EXERCISE DESCRIPTION: Go through the listing beneath this task and return every line that carries the string "JSON".

DATA RECORDS:
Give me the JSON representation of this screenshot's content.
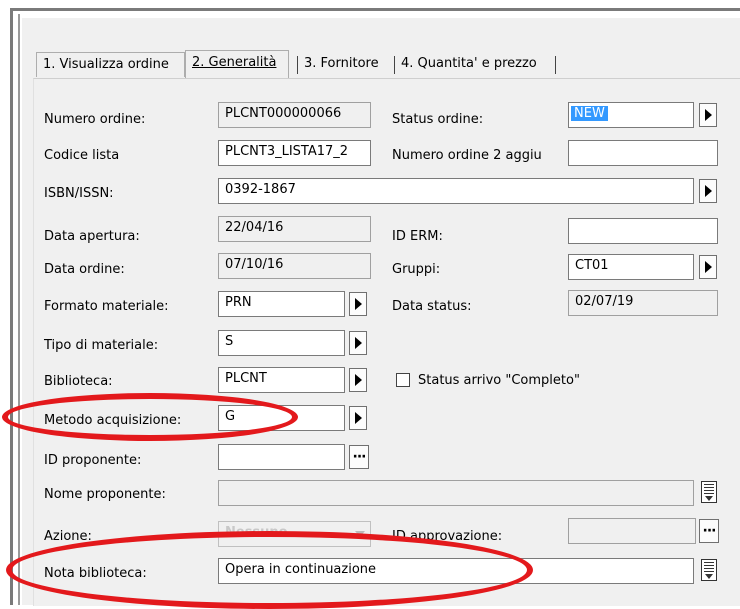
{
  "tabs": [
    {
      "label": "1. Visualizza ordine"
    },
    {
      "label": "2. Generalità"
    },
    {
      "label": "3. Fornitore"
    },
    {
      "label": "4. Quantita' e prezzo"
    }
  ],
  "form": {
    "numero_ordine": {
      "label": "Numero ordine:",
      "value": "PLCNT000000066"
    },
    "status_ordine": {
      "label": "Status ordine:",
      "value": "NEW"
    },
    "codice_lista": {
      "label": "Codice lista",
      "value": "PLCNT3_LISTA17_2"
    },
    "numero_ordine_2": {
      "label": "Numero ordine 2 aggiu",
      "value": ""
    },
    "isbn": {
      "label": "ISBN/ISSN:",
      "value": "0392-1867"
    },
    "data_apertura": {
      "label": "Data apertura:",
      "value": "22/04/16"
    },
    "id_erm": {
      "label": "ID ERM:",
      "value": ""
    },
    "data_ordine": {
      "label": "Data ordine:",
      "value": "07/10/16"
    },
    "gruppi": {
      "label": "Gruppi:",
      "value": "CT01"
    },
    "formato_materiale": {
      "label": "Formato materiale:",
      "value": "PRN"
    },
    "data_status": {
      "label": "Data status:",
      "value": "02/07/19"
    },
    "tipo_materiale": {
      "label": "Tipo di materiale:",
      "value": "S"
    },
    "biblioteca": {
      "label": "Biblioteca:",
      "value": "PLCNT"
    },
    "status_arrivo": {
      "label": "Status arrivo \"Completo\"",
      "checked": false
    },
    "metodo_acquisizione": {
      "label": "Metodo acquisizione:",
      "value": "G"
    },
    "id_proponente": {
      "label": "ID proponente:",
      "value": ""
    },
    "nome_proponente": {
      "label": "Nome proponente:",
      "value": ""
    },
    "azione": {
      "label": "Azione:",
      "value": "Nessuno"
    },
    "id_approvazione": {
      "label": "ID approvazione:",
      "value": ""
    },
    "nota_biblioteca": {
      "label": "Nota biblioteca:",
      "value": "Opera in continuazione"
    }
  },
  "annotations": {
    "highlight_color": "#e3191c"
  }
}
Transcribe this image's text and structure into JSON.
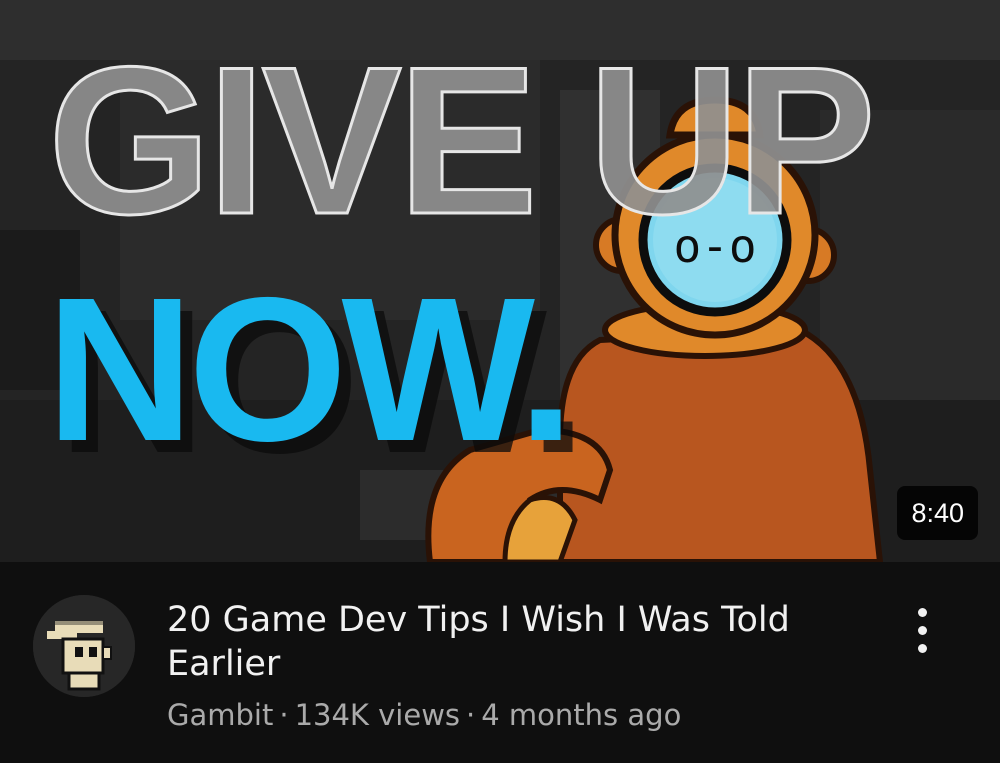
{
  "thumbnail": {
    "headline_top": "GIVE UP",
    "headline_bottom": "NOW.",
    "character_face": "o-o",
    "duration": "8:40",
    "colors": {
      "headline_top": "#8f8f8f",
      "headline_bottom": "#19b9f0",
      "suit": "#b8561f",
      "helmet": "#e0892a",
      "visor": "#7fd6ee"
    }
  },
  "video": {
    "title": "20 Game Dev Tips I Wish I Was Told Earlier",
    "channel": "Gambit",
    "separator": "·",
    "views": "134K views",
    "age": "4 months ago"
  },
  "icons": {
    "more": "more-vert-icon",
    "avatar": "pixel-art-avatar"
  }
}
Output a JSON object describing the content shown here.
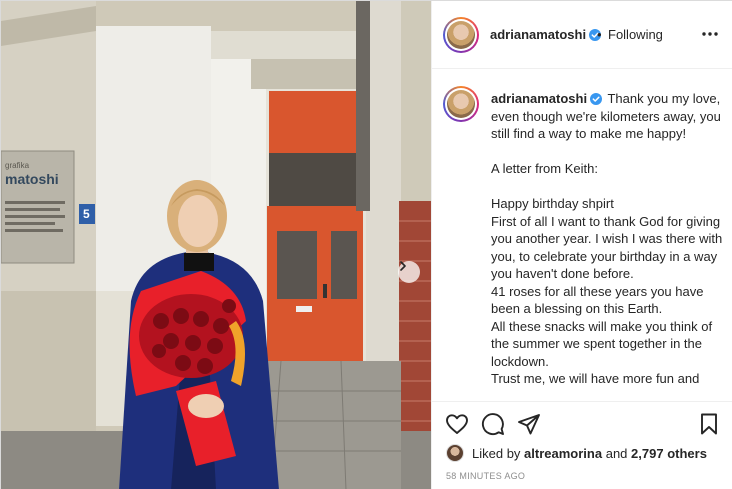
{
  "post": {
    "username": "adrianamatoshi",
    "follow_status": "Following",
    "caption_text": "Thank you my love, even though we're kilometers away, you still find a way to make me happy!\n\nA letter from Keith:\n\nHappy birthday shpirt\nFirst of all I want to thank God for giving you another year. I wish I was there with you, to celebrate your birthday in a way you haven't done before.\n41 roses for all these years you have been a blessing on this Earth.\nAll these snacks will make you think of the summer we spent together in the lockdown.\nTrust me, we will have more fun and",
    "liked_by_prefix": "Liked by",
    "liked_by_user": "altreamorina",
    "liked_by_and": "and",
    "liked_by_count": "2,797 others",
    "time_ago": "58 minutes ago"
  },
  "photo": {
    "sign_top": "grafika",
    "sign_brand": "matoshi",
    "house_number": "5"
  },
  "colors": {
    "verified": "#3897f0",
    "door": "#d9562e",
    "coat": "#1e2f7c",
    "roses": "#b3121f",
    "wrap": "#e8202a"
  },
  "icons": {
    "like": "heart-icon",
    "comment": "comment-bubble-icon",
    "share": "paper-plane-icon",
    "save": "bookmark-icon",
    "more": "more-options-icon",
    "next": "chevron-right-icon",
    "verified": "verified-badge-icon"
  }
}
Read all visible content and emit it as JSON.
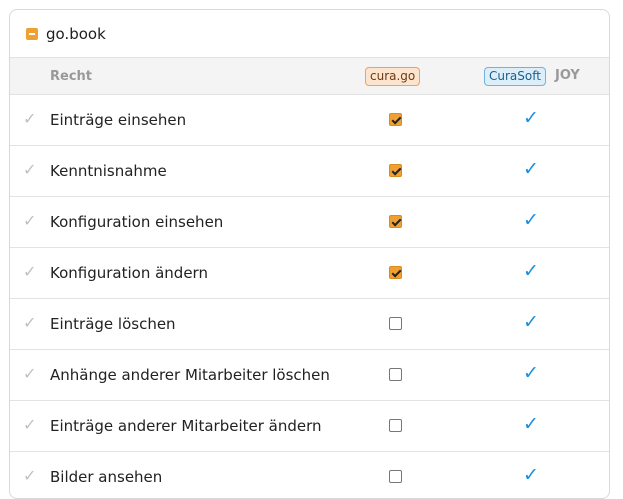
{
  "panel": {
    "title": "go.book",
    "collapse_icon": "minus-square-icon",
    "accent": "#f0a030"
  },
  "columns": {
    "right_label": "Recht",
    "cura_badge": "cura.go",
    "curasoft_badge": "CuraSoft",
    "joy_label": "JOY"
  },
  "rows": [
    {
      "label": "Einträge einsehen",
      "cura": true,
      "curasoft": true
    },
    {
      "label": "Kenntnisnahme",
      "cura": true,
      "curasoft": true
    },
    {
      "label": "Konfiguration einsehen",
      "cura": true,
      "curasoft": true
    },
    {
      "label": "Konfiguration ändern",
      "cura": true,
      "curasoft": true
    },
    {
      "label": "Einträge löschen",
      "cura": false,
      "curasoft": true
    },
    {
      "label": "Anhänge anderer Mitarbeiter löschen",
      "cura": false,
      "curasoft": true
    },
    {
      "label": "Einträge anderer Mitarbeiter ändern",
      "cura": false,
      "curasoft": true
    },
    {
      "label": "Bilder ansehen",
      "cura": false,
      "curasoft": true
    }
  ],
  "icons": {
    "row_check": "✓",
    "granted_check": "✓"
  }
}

RESPONSE AREA:
Give me the JSON representation of this screenshot's content.
Transcribe this image's text and structure into JSON.
Output a JSON object describing the content shown here.
Read all visible content and emit it as JSON.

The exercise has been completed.